  1. Great post, thank you!! One question I have on insurance that I don’t see addressed anywhere is, what if you’re a SINK (single income no kid), you rent, and you don’t own a car – but you have a high net worth, all in the stock/bond markets. What kind of insurance (besides health obviously) should you get? Homeowners, life and car insurance obviously make no sense, and umbrella insurance necessitates at least 1 of the 2. Would appreciate any input! Thank you so much!

    1. Fille,

      As noted in the article, the amount of risk is dependent on an individual’s circumstances. I agree that someone in that situation may be able to self-insure everything outside of medical insurance.

      One thing that you may want to consider is whether you plan to forever be single and not have kids. If not, buying a term life insurance when you are young and healthy and thus it is definitely available and cheap may make sense.

      Best,
      Chris

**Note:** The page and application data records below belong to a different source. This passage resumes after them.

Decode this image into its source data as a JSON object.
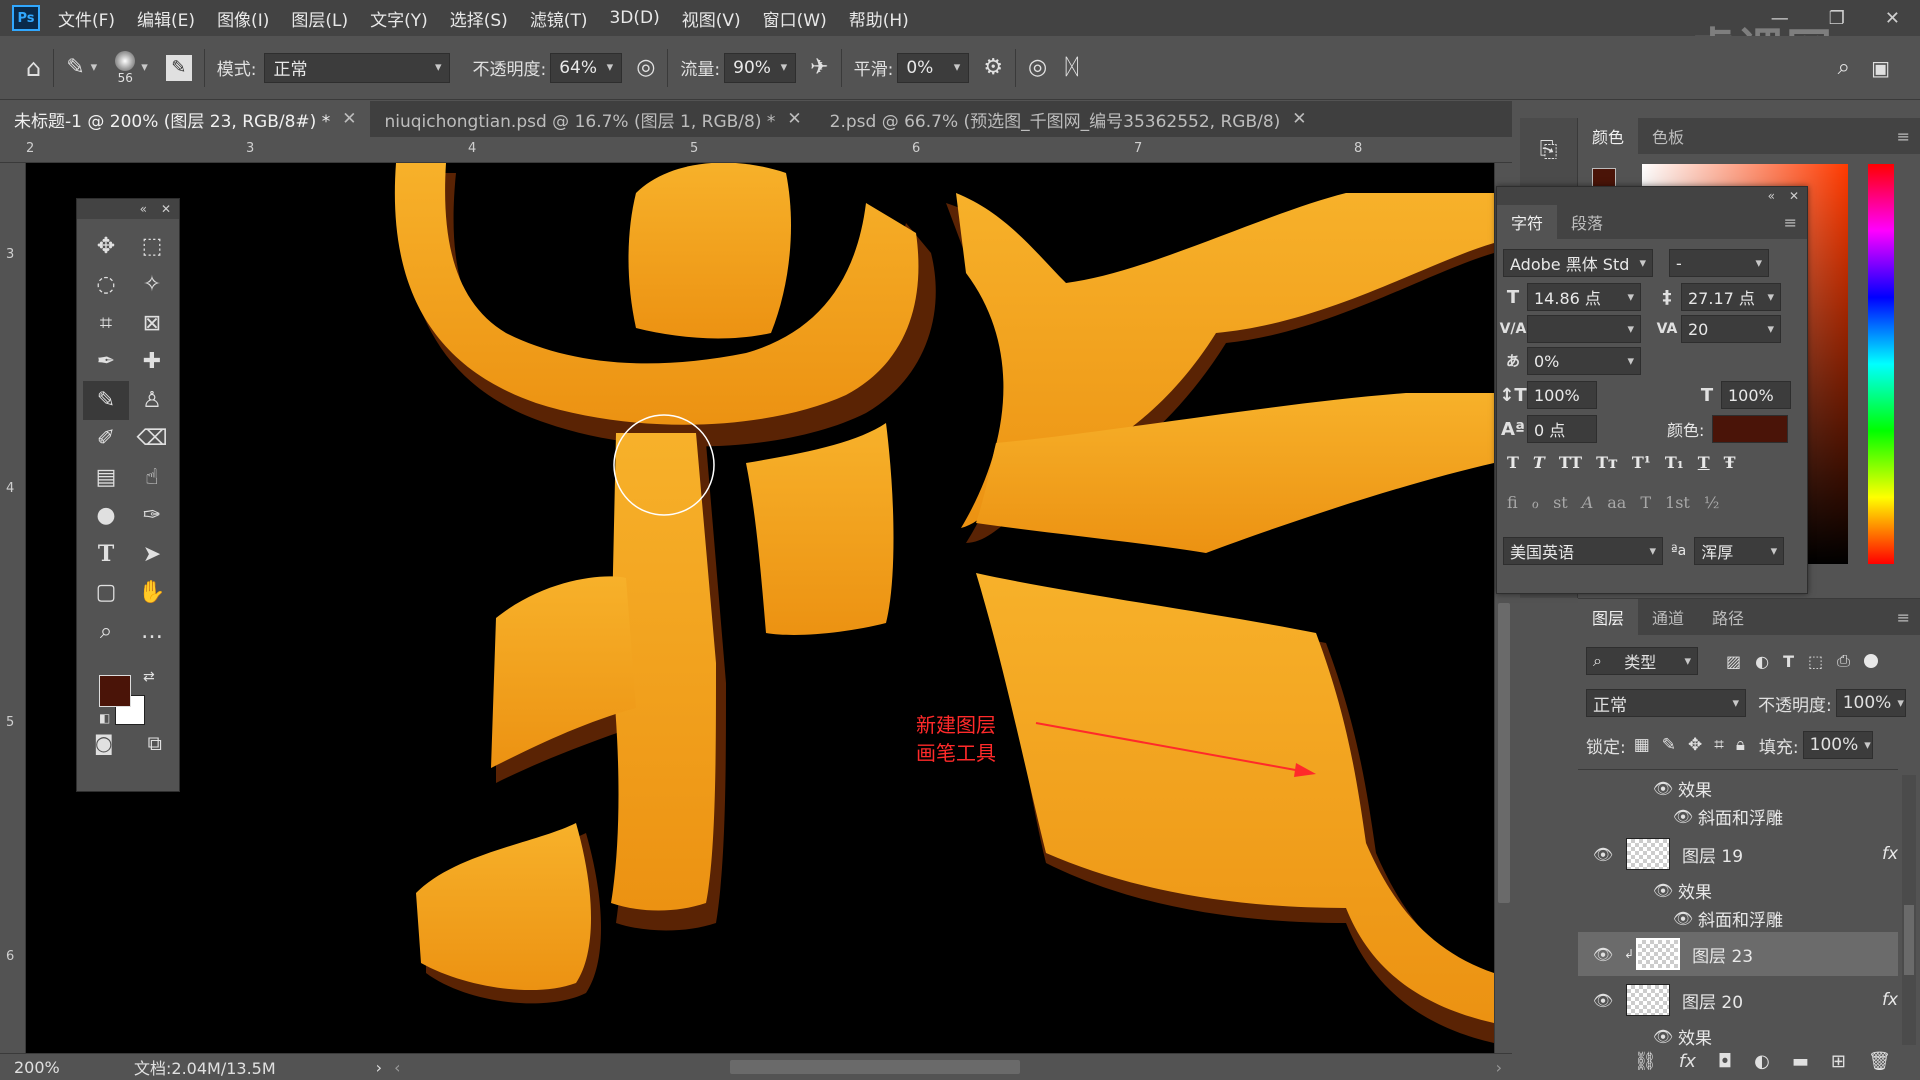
{
  "app": {
    "logo": "Ps"
  },
  "menu": [
    "文件(F)",
    "编辑(E)",
    "图像(I)",
    "图层(L)",
    "文字(Y)",
    "选择(S)",
    "滤镜(T)",
    "3D(D)",
    "视图(V)",
    "窗口(W)",
    "帮助(H)"
  ],
  "watermark": "虎课网",
  "options": {
    "brush_size": "56",
    "mode_label": "模式:",
    "mode_value": "正常",
    "opacity_label": "不透明度:",
    "opacity_value": "64%",
    "flow_label": "流量:",
    "flow_value": "90%",
    "smooth_label": "平滑:",
    "smooth_value": "0%"
  },
  "doc_tabs": [
    {
      "label": "未标题-1 @ 200% (图层 23, RGB/8#) *",
      "active": true
    },
    {
      "label": "niuqichongtian.psd @ 16.7% (图层 1, RGB/8) *",
      "active": false
    },
    {
      "label": "2.psd @ 66.7% (预选图_千图网_编号35362552, RGB/8)",
      "active": false
    }
  ],
  "ruler_h": [
    "2",
    "3",
    "4",
    "5",
    "6",
    "7",
    "8"
  ],
  "ruler_v": [
    "3",
    "4",
    "5",
    "6"
  ],
  "status": {
    "zoom": "200%",
    "doc": "文档:2.04M/13.5M"
  },
  "colors": {
    "foreground": "#4a1408",
    "background": "#ffffff",
    "text_color": "#4a1408",
    "glyph_orange": "#f2a019",
    "glyph_dark": "#6b2a04",
    "annotation": "#ff2a2a"
  },
  "color_panel": {
    "tabs": [
      "颜色",
      "色板"
    ]
  },
  "char_panel": {
    "tabs": [
      "字符",
      "段落"
    ],
    "font_family": "Adobe 黑体 Std",
    "font_style": "-",
    "font_size": "14.86 点",
    "leading": "27.17 点",
    "kerning": "",
    "tracking": "20",
    "tsume": "0%",
    "vscale": "100%",
    "hscale": "100%",
    "baseline": "0 点",
    "color_label": "颜色:",
    "style_buttons": [
      "T",
      "T",
      "TT",
      "Tт",
      "T¹",
      "T₁",
      "T",
      "Ŧ"
    ],
    "opentype_buttons": [
      "fi",
      "ℴ",
      "st",
      "A",
      "aa",
      "T",
      "1st",
      "½"
    ],
    "language": "美国英语",
    "aa_icon": "ªa",
    "antialias": "浑厚"
  },
  "layers_panel": {
    "tabs": [
      "图层",
      "通道",
      "路径"
    ],
    "filter_label": "类型",
    "blend_mode": "正常",
    "opacity_label": "不透明度:",
    "opacity_value": "100%",
    "lock_label": "锁定:",
    "fill_label": "填充:",
    "fill_value": "100%",
    "rows": [
      {
        "kind": "effects",
        "label": "效果"
      },
      {
        "kind": "effect",
        "label": "斜面和浮雕"
      },
      {
        "kind": "layer",
        "label": "图层 19",
        "fx": "fx"
      },
      {
        "kind": "effects",
        "label": "效果"
      },
      {
        "kind": "effect",
        "label": "斜面和浮雕"
      },
      {
        "kind": "layer",
        "label": "图层 23",
        "selected": true
      },
      {
        "kind": "layer",
        "label": "图层 20",
        "fx": "fx"
      },
      {
        "kind": "effects",
        "label": "效果"
      }
    ]
  },
  "annotation": {
    "line1": "新建图层",
    "line2": "画笔工具"
  }
}
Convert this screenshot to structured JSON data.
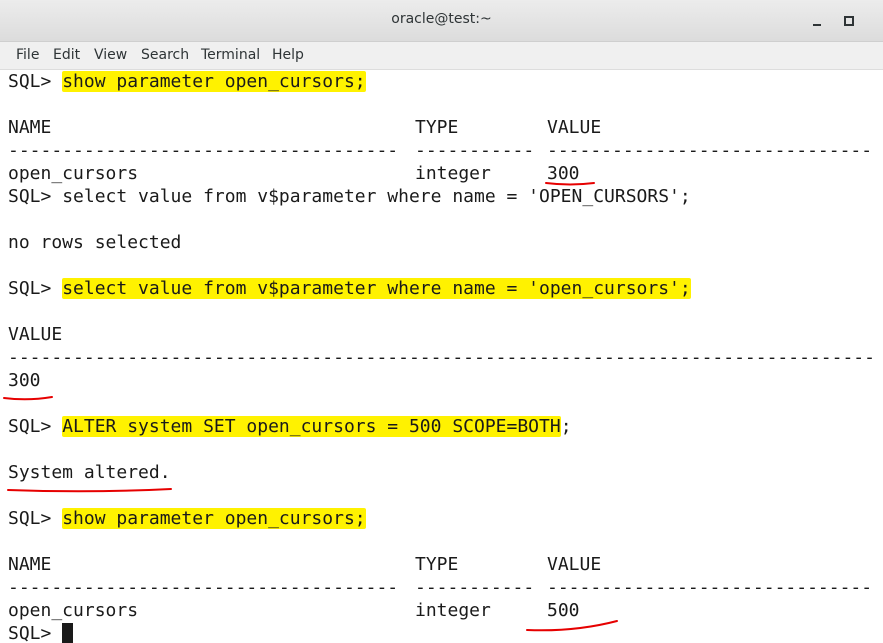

    2. Depending on the value of your possessions, renter’s insurance might make sense (or you could self-insure if you would be ok replacing everything if your rental unit burned down, had flooding, etc).

      1. Good point. Again it would depend on the personal financial impact it would make to lose your possessions. The bigger concerns property owners have is the more significant impacts of replacing a structure as well as liability concerns.

        1. Thank you so much for your replies. I should have mentioned I do have renter’s insurance, and I won’t ever have kids (marriage is a possibility but not likely). I was thinking more about insurance against risks like defamation/attacks on one’s reputation, etc. I have a job with a tricky public-facing aspect, and hiring lawyers against such things is not cheap. Typically, that’s covered under umbrella insurance, but you can’t get that with just renter’s insurance. Another reason to retire early, I guess! 😉 Thanks again for your input.

  2. As an engineer I understand risk. We used the four sector approach to risk management all the time on the job. I have found in my personal life I have paid for unnecessary insurance because of the feels it gives my wife. Even with way more in investments than we will ever spend I still maintained a term life policy and we have long term care insurance even though we could easily absorb even the worst case long term care costs for both of us. But you can’t take the money with you and if it improves her quality of life now to have both a belt and suspenders in terms of risk management, it is a bargain to me. But that is why they call personal finance personal. Great article as always!

    1. Steveark,

      Your comment shows just how personal that personal finance decisions really are. It’s interesting that we essentially agree completely, but I take the opposite approach.

      To me, shopping for a policy and trying to figure out the legalese in a contract is a major headache. I hate paying insurance premiums once I get a policy. And I have yet to have my first smooth easy experience getting paid/reimbursed by an insurance company in my lifetime. Instead, if I have a minor home or car issue I tend to pay out of pocket anyway b/c I know any claim will make my insurance more expensive. And don’t get me started on the headaches of using medical insurance.

      So in a nutshell, after assessing risks as noted in this post, I also go with what feels good. But for me, that is to just pay up and not deal with insurance in any scenario that I don’t deem having and using the insurance absolutely necessary.

      Best,
      Chris

      1. Thanks Chris for raising the hidden risks associated with insurance not actually covering the risks during the time period when you needed the coverage. Long term care insurance where premiums can go up a ton as you age and actually might need the care. Home owners insurance that drops policies from year to year as your home ages or your region has several events creating lots of claims. Health insurance deductibles reset every year or paying cash out of pocket is cheaper than going through insurance. “A bird in the hand is better than 2 in the bush”. Preventative steps and self insurance via high savings rates are the winning bets when possible.